Replacing Bluepill with Systemd

Cloud 66 for Rails switching to systemd

For many years we are have relied on Bluepill to manage processes on the Rails servers we deploy, and it has done the job excellently. However, as both our business and our platform have evolved, we’ve come to the point where we need to replace Bluepill. We’ve chosen to keep things simple and transition to using systemd — Ubuntu’s default (and optimal) process manager.

Why are you changing?

We’ve been maintaining a fork of Bluepill for several years and, as frameworks and operating systems have changed, it has become increasingly difficult to maintain.
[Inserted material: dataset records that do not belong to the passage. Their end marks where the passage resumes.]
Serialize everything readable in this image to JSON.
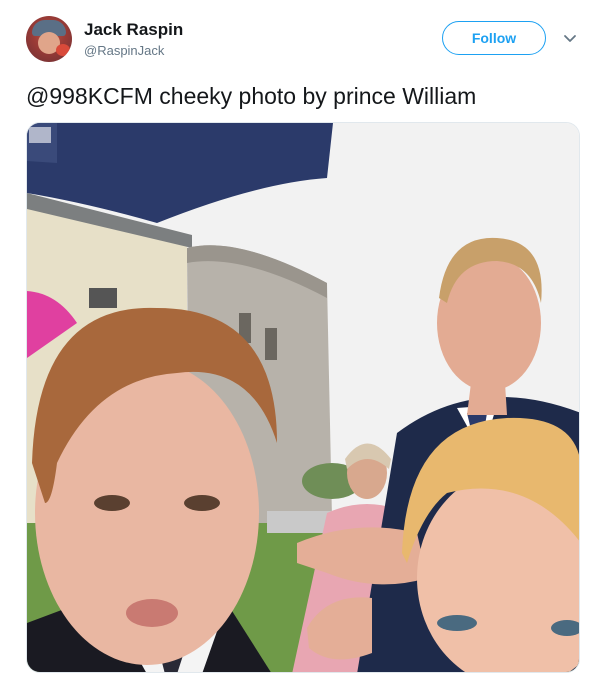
{
  "user": {
    "name": "Jack Raspin",
    "handle": "@RaspinJack",
    "avatar_icon": "user-avatar-icon"
  },
  "actions": {
    "follow_label": "Follow",
    "menu_icon": "chevron-down-icon"
  },
  "tweet": {
    "text": "@998KCFM cheeky photo by prince William"
  },
  "colors": {
    "accent": "#1da1f2",
    "text": "#14171a",
    "secondary_text": "#657786"
  }
}
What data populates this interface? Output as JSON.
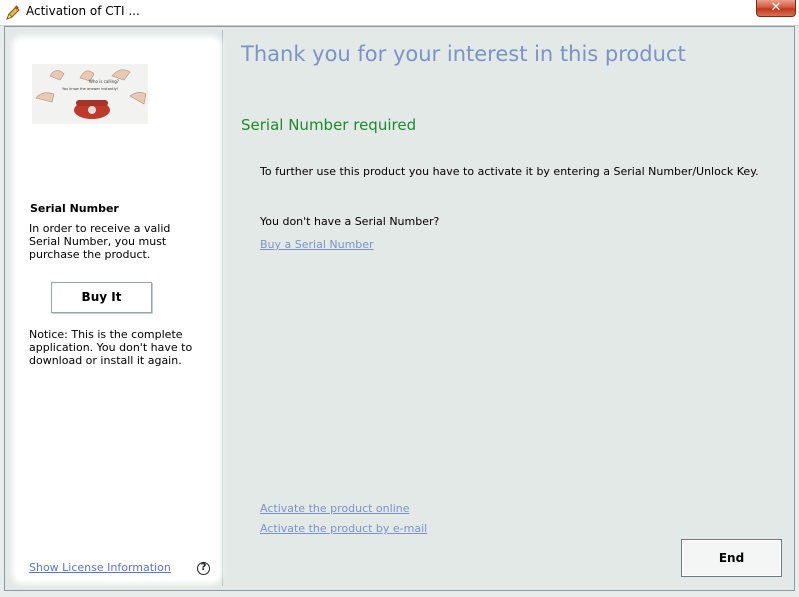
{
  "window": {
    "title": "Activation of CTI ...",
    "close_label": "✕"
  },
  "sidebar": {
    "promo_caption_line1": "Who is calling?",
    "promo_caption_line2": "You know the answer instantly!",
    "serial_heading": "Serial Number",
    "serial_description": "In order to receive a valid Serial Number, you must purchase the product.",
    "buy_button_label": "Buy It",
    "notice_text": "Notice: This is the complete application. You don't have to download or install it again.",
    "license_link": "Show License Information",
    "help_label": "?"
  },
  "main": {
    "title": "Thank you for your interest in this product",
    "subtitle": "Serial Number required",
    "instruction": "To further use this product you have to activate it by entering a Serial Number/Unlock Key.",
    "no_serial_question": "You don't have a Serial Number?",
    "buy_serial_link": "Buy a Serial Number",
    "activate_online_link": "Activate the product online",
    "activate_email_link": "Activate the product by e-mail",
    "end_button_label": "End"
  },
  "colors": {
    "title_blue": "#7b93c8",
    "subtitle_green": "#1f8a2c",
    "link_blue": "#7b93c8",
    "close_red": "#c0391b"
  },
  "icons": {
    "app_icon": "pencil-key-icon",
    "help_icon": "question-circle-icon"
  }
}
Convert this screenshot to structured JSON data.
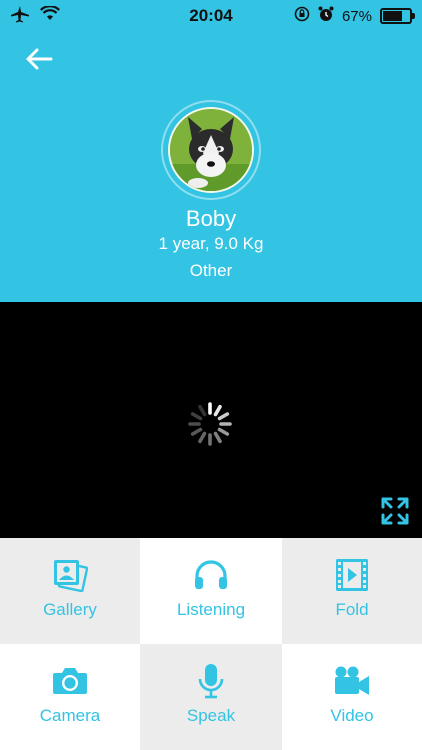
{
  "status_bar": {
    "time": "20:04",
    "battery": "67%"
  },
  "pet": {
    "name": "Boby",
    "details": "1 year, 9.0 Kg",
    "breed": "Other"
  },
  "actions": [
    {
      "label": "Gallery",
      "icon": "gallery-icon"
    },
    {
      "label": "Listening",
      "icon": "headphones-icon"
    },
    {
      "label": "Fold",
      "icon": "film-icon"
    },
    {
      "label": "Camera",
      "icon": "camera-icon"
    },
    {
      "label": "Speak",
      "icon": "microphone-icon"
    },
    {
      "label": "Video",
      "icon": "video-camera-icon"
    }
  ],
  "colors": {
    "accent": "#33c3e3",
    "video_bg": "#000000",
    "cell_gray": "#ececec"
  }
}
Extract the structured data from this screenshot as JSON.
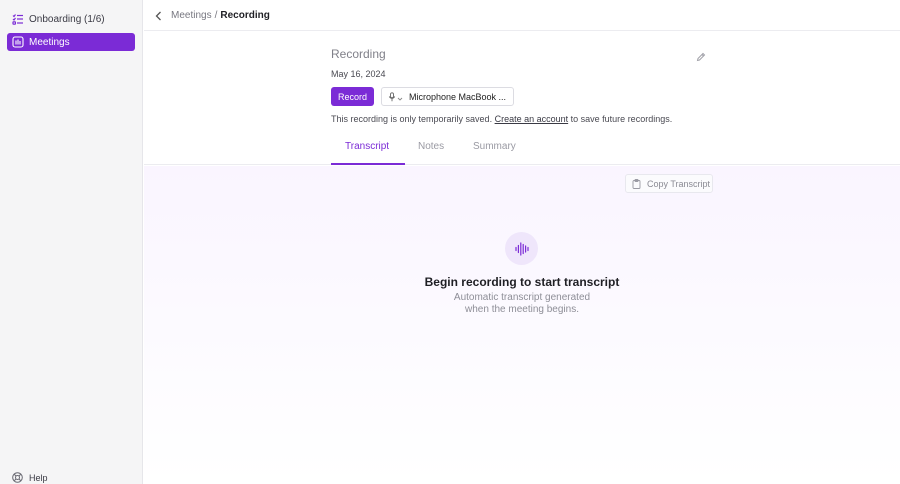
{
  "sidebar": {
    "items": [
      {
        "label": "Onboarding (1/6)",
        "icon": "checklist-icon"
      },
      {
        "label": "Meetings",
        "icon": "meetings-icon"
      }
    ],
    "help_label": "Help"
  },
  "breadcrumb": {
    "parent": "Meetings",
    "separator": "/",
    "current": "Recording"
  },
  "recording": {
    "title_placeholder": "Recording",
    "date": "May 16, 2024",
    "record_label": "Record",
    "microphone": "Microphone MacBook ...",
    "note_prefix": "This recording is only temporarily saved.",
    "note_link": "Create an account",
    "note_suffix": "to save future recordings."
  },
  "tabs": [
    {
      "label": "Transcript",
      "active": true
    },
    {
      "label": "Notes",
      "active": false
    },
    {
      "label": "Summary",
      "active": false
    }
  ],
  "transcript": {
    "copy_label": "Copy Transcript",
    "empty_title": "Begin recording to start transcript",
    "empty_line1": "Automatic transcript generated",
    "empty_line2": "when the meeting begins."
  },
  "colors": {
    "accent": "#7b2bd6",
    "sidebar_bg": "#f5f5f6"
  }
}
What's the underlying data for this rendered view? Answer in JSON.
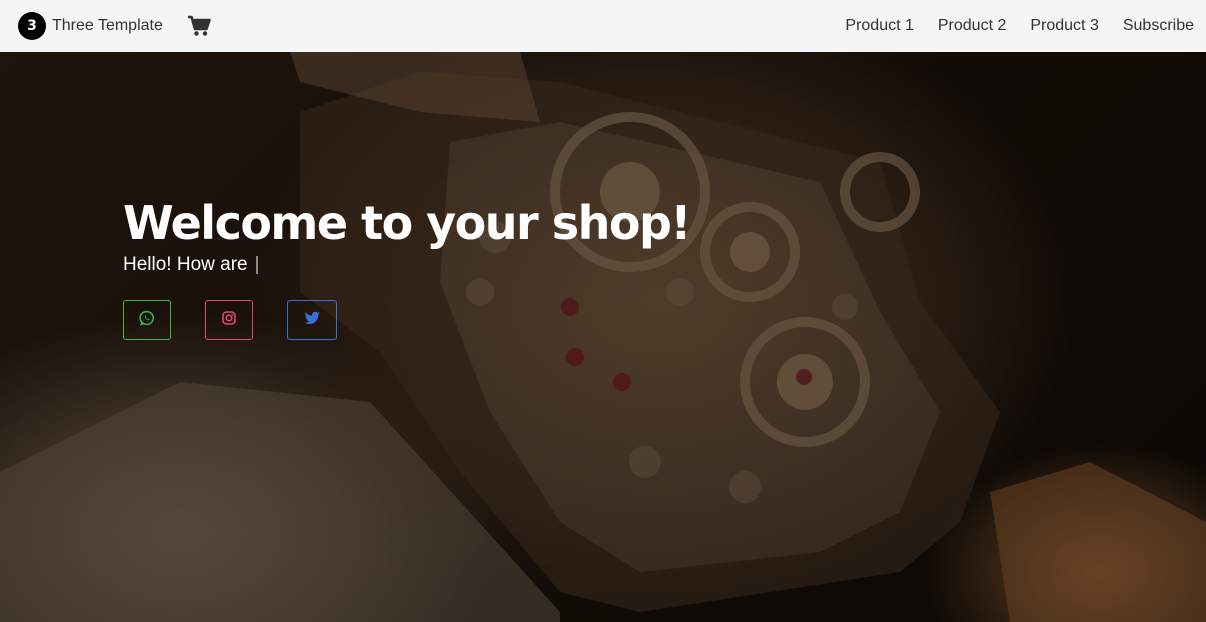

Over the same period Ubuntu replacing their own manager (called “upstart”) with systemd, which is a much better process manager, and can handle everything that Bluepill currently does.

What does this mean for me?

First and foremost, existing applications DON’T need to change! We understand intimately that change can be a pain, and very disruptive, especially when not originating internally. You can of course opt to upgrade your existing servers at any time, if you wish.

No more daemonized processes

The single most important difference, from the perspective of a Cloud 66 user, is that our systemd doesn’t support processes that daemonize themselves — for example by starting a process with the -d flag. This is part of a long term move away from self-daemonizing processes. The new method is much cleaner and more reliable. Persistent processes are managed and kept running by systemd exclusively.

Migrating existing Rails Applications

NOTE: If you’re a new customer of Cloud 66 and joined us any time from June 2020 then this does not apply to you as your applications will already be backed by systemd.

  1. Check and update any of your config files that enable daemonization. This is particularly relevant for users with the custom web servers: Puma, Unicorn, or Thin.
  2. Set your application(s) to migrate to systemd either:
  • cx settings set -s APPLICATION_NAME migrate.bluepill.to.systemd true

Example

If you’re currently using Puma as your web server you are probably running it using a command similar to this one:

custom_web: bundle exec puma -d
custom_web: bundle exec puma

DevOps-as-a-Service to help developers build, deploy and maintain apps on any Cloud. Sign-up for a free trial by visting: www.cloud66.com